Axolotls generally breed between March and June and seem to “waltz” and “hula dance” during courtship.
Axolotls generally breed in the wild from March to June.
The courtship behavior of the axolotl follows the general Ambystoma pattern; it first involves each animal nudging the other’s cloacal region, eventually leading to a “waltz,” with both animals moving in a circle. Next, the male moves away while undulating the posterior part of his body and tail, (resembling a “hula dance,”) and the female follows. The male will deposit a spermatophore, (a cone-shaped jelly mass with a sperm cap,) by vigorously shaking his tail for about half a minute, and will then move forward one body length. The female then moves over the spermatophore, also shaking her tail, and picks up the spermatophore with her cloaca.
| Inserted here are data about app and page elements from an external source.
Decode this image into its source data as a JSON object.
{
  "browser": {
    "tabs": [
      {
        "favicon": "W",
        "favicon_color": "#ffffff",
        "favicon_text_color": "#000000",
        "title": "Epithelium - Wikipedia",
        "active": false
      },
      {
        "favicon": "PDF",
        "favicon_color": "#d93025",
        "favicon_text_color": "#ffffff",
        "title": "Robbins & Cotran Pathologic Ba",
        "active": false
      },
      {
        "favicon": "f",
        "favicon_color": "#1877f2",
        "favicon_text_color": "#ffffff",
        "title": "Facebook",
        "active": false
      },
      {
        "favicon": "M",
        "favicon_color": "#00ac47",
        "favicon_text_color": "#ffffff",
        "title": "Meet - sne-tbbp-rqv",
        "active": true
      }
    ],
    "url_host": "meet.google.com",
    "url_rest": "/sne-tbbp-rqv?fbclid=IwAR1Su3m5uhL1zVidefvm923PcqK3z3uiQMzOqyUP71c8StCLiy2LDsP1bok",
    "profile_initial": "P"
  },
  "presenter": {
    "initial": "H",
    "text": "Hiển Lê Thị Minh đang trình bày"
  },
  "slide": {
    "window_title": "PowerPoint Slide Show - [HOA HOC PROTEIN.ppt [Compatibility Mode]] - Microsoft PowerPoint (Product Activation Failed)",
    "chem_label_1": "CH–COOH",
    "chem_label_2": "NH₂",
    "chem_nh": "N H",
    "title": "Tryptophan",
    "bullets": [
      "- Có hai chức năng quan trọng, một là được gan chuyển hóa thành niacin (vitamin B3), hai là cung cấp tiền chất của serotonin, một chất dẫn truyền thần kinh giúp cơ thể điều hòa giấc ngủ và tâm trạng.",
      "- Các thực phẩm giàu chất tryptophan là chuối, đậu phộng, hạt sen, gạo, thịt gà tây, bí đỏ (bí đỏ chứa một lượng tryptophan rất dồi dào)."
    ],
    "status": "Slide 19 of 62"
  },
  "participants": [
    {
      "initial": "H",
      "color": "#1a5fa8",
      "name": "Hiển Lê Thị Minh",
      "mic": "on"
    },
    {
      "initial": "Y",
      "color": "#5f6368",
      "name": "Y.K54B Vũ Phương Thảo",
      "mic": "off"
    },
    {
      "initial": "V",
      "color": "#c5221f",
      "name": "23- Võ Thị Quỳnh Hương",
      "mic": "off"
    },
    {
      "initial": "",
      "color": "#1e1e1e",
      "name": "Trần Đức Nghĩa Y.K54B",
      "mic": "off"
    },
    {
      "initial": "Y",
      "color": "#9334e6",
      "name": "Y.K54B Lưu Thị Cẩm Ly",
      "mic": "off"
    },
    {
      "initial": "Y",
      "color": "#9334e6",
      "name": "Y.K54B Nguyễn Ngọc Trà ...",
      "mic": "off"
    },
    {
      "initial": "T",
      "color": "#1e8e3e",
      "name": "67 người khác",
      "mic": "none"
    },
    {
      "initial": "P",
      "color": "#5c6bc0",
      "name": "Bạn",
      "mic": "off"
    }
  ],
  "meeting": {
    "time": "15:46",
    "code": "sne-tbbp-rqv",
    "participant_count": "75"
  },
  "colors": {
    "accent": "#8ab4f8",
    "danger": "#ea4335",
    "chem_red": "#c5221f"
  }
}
Axolotls communicate mainly via visual cues and chemical cues during mating. At other times of the year there is little to no intraspecific communication.